▸ EXERCISE
Every line of the listing is returned unchanged, and every picture is dropped.

Start of AVAILABLE RECORDS

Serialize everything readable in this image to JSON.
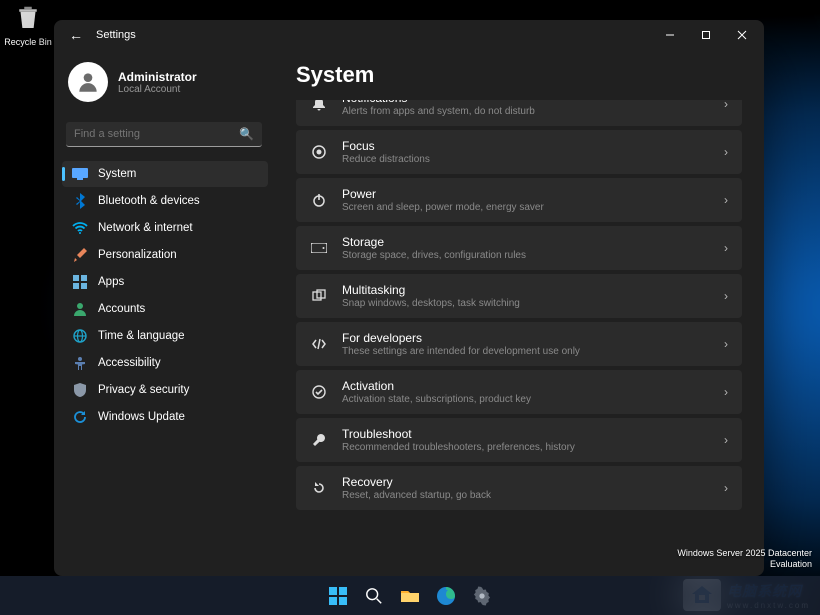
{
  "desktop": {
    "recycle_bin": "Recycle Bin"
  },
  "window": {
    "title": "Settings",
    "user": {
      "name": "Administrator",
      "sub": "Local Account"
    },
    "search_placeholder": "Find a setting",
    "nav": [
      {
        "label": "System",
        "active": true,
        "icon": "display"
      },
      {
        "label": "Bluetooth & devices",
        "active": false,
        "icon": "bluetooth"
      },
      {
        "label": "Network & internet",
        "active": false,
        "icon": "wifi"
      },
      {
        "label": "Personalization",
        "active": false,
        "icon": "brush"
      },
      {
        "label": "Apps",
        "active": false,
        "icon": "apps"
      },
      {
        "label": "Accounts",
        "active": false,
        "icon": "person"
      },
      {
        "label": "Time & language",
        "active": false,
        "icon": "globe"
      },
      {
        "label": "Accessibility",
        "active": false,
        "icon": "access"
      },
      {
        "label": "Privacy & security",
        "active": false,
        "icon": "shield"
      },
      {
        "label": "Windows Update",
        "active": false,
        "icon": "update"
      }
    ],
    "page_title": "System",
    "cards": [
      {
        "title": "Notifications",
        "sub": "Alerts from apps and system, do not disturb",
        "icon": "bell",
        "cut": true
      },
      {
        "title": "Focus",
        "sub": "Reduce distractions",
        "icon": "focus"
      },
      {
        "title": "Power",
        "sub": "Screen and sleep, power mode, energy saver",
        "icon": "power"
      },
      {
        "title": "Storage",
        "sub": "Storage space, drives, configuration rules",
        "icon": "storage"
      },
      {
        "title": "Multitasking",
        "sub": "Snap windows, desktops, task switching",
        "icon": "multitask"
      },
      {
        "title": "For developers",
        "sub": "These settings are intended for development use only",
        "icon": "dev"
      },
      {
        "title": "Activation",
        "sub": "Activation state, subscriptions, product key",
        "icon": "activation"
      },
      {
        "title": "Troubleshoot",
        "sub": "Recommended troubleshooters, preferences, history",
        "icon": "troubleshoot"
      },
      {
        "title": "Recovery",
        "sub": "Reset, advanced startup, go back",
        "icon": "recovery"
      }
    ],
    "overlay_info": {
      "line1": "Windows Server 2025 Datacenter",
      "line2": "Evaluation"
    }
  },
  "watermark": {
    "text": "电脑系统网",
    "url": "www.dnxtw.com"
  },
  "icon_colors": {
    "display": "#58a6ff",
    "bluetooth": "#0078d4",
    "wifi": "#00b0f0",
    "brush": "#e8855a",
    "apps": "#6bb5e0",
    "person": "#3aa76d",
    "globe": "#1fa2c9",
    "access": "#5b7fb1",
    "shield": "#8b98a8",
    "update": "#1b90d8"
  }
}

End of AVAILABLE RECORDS

▸ REPLY TO THE EXERCISE
Serialize everything readable in this image to JSON.
{
  "desktop": {
    "recycle_bin": "Recycle Bin"
  },
  "window": {
    "title": "Settings",
    "user": {
      "name": "Administrator",
      "sub": "Local Account"
    },
    "search_placeholder": "Find a setting",
    "nav": [
      {
        "label": "System",
        "active": true,
        "icon": "display"
      },
      {
        "label": "Bluetooth & devices",
        "active": false,
        "icon": "bluetooth"
      },
      {
        "label": "Network & internet",
        "active": false,
        "icon": "wifi"
      },
      {
        "label": "Personalization",
        "active": false,
        "icon": "brush"
      },
      {
        "label": "Apps",
        "active": false,
        "icon": "apps"
      },
      {
        "label": "Accounts",
        "active": false,
        "icon": "person"
      },
      {
        "label": "Time & language",
        "active": false,
        "icon": "globe"
      },
      {
        "label": "Accessibility",
        "active": false,
        "icon": "access"
      },
      {
        "label": "Privacy & security",
        "active": false,
        "icon": "shield"
      },
      {
        "label": "Windows Update",
        "active": false,
        "icon": "update"
      }
    ],
    "page_title": "System",
    "cards": [
      {
        "title": "Notifications",
        "sub": "Alerts from apps and system, do not disturb",
        "icon": "bell",
        "cut": true
      },
      {
        "title": "Focus",
        "sub": "Reduce distractions",
        "icon": "focus"
      },
      {
        "title": "Power",
        "sub": "Screen and sleep, power mode, energy saver",
        "icon": "power"
      },
      {
        "title": "Storage",
        "sub": "Storage space, drives, configuration rules",
        "icon": "storage"
      },
      {
        "title": "Multitasking",
        "sub": "Snap windows, desktops, task switching",
        "icon": "multitask"
      },
      {
        "title": "For developers",
        "sub": "These settings are intended for development use only",
        "icon": "dev"
      },
      {
        "title": "Activation",
        "sub": "Activation state, subscriptions, product key",
        "icon": "activation"
      },
      {
        "title": "Troubleshoot",
        "sub": "Recommended troubleshooters, preferences, history",
        "icon": "troubleshoot"
      },
      {
        "title": "Recovery",
        "sub": "Reset, advanced startup, go back",
        "icon": "recovery"
      }
    ],
    "overlay_info": {
      "line1": "Windows Server 2025 Datacenter",
      "line2": "Evaluation"
    }
  },
  "watermark": {
    "text": "电脑系统网",
    "url": "www.dnxtw.com"
  },
  "icon_colors": {
    "display": "#58a6ff",
    "bluetooth": "#0078d4",
    "wifi": "#00b0f0",
    "brush": "#e8855a",
    "apps": "#6bb5e0",
    "person": "#3aa76d",
    "globe": "#1fa2c9",
    "access": "#5b7fb1",
    "shield": "#8b98a8",
    "update": "#1b90d8"
  }
}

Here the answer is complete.